• **What you need to do**:
What is needed here is an exact copy of all the data.

[Material supplied Boundary: Start]

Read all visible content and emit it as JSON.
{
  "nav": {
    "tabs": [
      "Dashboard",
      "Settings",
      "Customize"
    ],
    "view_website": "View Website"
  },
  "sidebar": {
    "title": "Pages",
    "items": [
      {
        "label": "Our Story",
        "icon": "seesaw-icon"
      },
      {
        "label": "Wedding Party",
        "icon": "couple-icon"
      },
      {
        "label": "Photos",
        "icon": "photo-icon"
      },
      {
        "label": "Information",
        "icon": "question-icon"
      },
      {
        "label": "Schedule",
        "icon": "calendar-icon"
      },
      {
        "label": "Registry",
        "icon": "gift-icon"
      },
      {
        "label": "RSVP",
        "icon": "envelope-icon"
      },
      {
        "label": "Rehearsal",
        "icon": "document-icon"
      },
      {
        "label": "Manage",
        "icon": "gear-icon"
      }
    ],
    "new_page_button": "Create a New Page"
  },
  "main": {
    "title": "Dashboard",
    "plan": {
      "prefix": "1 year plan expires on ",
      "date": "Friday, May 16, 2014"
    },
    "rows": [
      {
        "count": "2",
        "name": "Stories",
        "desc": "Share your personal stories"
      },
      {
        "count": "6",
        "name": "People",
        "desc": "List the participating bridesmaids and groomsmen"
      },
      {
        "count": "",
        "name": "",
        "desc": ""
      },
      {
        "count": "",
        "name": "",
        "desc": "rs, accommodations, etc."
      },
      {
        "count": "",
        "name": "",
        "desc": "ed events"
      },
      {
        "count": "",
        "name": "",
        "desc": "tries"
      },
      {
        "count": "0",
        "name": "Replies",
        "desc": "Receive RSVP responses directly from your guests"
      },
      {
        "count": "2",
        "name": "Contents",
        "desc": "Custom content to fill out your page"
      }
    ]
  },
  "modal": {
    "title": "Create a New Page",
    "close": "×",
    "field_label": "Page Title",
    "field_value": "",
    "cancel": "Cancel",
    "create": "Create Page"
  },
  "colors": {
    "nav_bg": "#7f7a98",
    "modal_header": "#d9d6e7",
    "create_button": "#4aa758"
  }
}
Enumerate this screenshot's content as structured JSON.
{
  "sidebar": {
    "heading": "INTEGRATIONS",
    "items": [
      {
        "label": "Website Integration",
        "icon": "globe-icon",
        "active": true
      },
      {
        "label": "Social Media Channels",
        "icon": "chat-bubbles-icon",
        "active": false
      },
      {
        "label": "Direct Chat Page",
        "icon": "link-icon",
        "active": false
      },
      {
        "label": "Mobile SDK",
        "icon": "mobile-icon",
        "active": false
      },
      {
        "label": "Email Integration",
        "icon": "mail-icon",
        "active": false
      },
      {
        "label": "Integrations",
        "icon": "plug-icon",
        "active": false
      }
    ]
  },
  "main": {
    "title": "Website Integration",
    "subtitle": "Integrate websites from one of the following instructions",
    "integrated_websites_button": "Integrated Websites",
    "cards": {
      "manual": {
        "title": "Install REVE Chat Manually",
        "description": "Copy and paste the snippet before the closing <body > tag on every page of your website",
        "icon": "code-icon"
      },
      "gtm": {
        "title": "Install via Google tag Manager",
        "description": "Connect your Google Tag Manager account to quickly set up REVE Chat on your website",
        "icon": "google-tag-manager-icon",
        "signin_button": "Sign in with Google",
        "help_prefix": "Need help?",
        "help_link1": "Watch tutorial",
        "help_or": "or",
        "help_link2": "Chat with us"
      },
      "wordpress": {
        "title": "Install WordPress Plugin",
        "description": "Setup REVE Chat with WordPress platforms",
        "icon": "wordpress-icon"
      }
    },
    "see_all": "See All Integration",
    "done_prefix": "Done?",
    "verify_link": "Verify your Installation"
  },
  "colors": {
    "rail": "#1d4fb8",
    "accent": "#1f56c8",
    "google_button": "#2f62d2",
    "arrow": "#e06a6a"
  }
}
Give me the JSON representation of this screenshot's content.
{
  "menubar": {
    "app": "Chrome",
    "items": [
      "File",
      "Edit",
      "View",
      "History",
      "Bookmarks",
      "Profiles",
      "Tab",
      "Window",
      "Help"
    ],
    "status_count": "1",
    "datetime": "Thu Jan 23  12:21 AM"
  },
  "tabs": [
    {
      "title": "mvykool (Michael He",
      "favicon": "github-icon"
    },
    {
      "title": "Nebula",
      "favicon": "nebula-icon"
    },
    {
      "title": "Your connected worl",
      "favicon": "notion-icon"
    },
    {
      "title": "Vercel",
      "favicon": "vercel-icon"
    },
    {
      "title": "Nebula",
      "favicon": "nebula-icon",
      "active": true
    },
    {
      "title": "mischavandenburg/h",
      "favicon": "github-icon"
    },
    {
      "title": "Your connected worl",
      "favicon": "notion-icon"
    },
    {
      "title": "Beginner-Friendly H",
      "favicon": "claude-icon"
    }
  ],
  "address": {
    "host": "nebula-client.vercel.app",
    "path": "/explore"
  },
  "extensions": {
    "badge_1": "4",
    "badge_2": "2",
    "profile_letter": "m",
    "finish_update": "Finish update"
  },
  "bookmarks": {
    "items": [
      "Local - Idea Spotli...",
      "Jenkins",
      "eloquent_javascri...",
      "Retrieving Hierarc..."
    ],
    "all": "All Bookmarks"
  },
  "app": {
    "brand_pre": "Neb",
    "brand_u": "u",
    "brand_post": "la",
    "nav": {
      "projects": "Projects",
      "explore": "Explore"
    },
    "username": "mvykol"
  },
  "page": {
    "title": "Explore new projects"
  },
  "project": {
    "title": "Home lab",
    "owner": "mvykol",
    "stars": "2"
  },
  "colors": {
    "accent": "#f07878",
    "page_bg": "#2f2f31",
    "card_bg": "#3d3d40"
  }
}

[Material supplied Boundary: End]

• **Exercise result**:
Read all visible content and emit it as JSON.
{
  "nav": {
    "tabs": [
      "Dashboard",
      "Settings",
      "Customize"
    ],
    "view_website": "View Website"
  },
  "sidebar": {
    "title": "Pages",
    "items": [
      {
        "label": "Our Story",
        "icon": "seesaw-icon"
      },
      {
        "label": "Wedding Party",
        "icon": "couple-icon"
      },
      {
        "label": "Photos",
        "icon": "photo-icon"
      },
      {
        "label": "Information",
        "icon": "question-icon"
      },
      {
        "label": "Schedule",
        "icon": "calendar-icon"
      },
      {
        "label": "Registry",
        "icon": "gift-icon"
      },
      {
        "label": "RSVP",
        "icon": "envelope-icon"
      },
      {
        "label": "Rehearsal",
        "icon": "document-icon"
      },
      {
        "label": "Manage",
        "icon": "gear-icon"
      }
    ],
    "new_page_button": "Create a New Page"
  },
  "main": {
    "title": "Dashboard",
    "plan": {
      "prefix": "1 year plan expires on ",
      "date": "Friday, May 16, 2014"
    },
    "rows": [
      {
        "count": "2",
        "name": "Stories",
        "desc": "Share your personal stories"
      },
      {
        "count": "6",
        "name": "People",
        "desc": "List the participating bridesmaids and groomsmen"
      },
      {
        "count": "",
        "name": "",
        "desc": ""
      },
      {
        "count": "",
        "name": "",
        "desc": "rs, accommodations, etc."
      },
      {
        "count": "",
        "name": "",
        "desc": "ed events"
      },
      {
        "count": "",
        "name": "",
        "desc": "tries"
      },
      {
        "count": "0",
        "name": "Replies",
        "desc": "Receive RSVP responses directly from your guests"
      },
      {
        "count": "2",
        "name": "Contents",
        "desc": "Custom content to fill out your page"
      }
    ]
  },
  "modal": {
    "title": "Create a New Page",
    "close": "×",
    "field_label": "Page Title",
    "field_value": "",
    "cancel": "Cancel",
    "create": "Create Page"
  },
  "colors": {
    "nav_bg": "#7f7a98",
    "modal_header": "#d9d6e7",
    "create_button": "#4aa758"
  }
}
Enumerate this screenshot's content as structured JSON.
{
  "sidebar": {
    "heading": "INTEGRATIONS",
    "items": [
      {
        "label": "Website Integration",
        "icon": "globe-icon",
        "active": true
      },
      {
        "label": "Social Media Channels",
        "icon": "chat-bubbles-icon",
        "active": false
      },
      {
        "label": "Direct Chat Page",
        "icon": "link-icon",
        "active": false
      },
      {
        "label": "Mobile SDK",
        "icon": "mobile-icon",
        "active": false
      },
      {
        "label": "Email Integration",
        "icon": "mail-icon",
        "active": false
      },
      {
        "label": "Integrations",
        "icon": "plug-icon",
        "active": false
      }
    ]
  },
  "main": {
    "title": "Website Integration",
    "subtitle": "Integrate websites from one of the following instructions",
    "integrated_websites_button": "Integrated Websites",
    "cards": {
      "manual": {
        "title": "Install REVE Chat Manually",
        "description": "Copy and paste the snippet before the closing <body > tag on every page of your website",
        "icon": "code-icon"
      },
      "gtm": {
        "title": "Install via Google tag Manager",
        "description": "Connect your Google Tag Manager account to quickly set up REVE Chat on your website",
        "icon": "google-tag-manager-icon",
        "signin_button": "Sign in with Google",
        "help_prefix": "Need help?",
        "help_link1": "Watch tutorial",
        "help_or": "or",
        "help_link2": "Chat with us"
      },
      "wordpress": {
        "title": "Install WordPress Plugin",
        "description": "Setup REVE Chat with WordPress platforms",
        "icon": "wordpress-icon"
      }
    },
    "see_all": "See All Integration",
    "done_prefix": "Done?",
    "verify_link": "Verify your Installation"
  },
  "colors": {
    "rail": "#1d4fb8",
    "accent": "#1f56c8",
    "google_button": "#2f62d2",
    "arrow": "#e06a6a"
  }
}
Give me the JSON representation of this screenshot's content.
{
  "menubar": {
    "app": "Chrome",
    "items": [
      "File",
      "Edit",
      "View",
      "History",
      "Bookmarks",
      "Profiles",
      "Tab",
      "Window",
      "Help"
    ],
    "status_count": "1",
    "datetime": "Thu Jan 23  12:21 AM"
  },
  "tabs": [
    {
      "title": "mvykool (Michael He",
      "favicon": "github-icon"
    },
    {
      "title": "Nebula",
      "favicon": "nebula-icon"
    },
    {
      "title": "Your connected worl",
      "favicon": "notion-icon"
    },
    {
      "title": "Vercel",
      "favicon": "vercel-icon"
    },
    {
      "title": "Nebula",
      "favicon": "nebula-icon",
      "active": true
    },
    {
      "title": "mischavandenburg/h",
      "favicon": "github-icon"
    },
    {
      "title": "Your connected worl",
      "favicon": "notion-icon"
    },
    {
      "title": "Beginner-Friendly H",
      "favicon": "claude-icon"
    }
  ],
  "address": {
    "host": "nebula-client.vercel.app",
    "path": "/explore"
  },
  "extensions": {
    "badge_1": "4",
    "badge_2": "2",
    "profile_letter": "m",
    "finish_update": "Finish update"
  },
  "bookmarks": {
    "items": [
      "Local - Idea Spotli...",
      "Jenkins",
      "eloquent_javascri...",
      "Retrieving Hierarc..."
    ],
    "all": "All Bookmarks"
  },
  "app": {
    "brand_pre": "Neb",
    "brand_u": "u",
    "brand_post": "la",
    "nav": {
      "projects": "Projects",
      "explore": "Explore"
    },
    "username": "mvykol"
  },
  "page": {
    "title": "Explore new projects"
  },
  "project": {
    "title": "Home lab",
    "owner": "mvykol",
    "stars": "2"
  },
  "colors": {
    "accent": "#f07878",
    "page_bg": "#2f2f31",
    "card_bg": "#3d3d40"
  }
}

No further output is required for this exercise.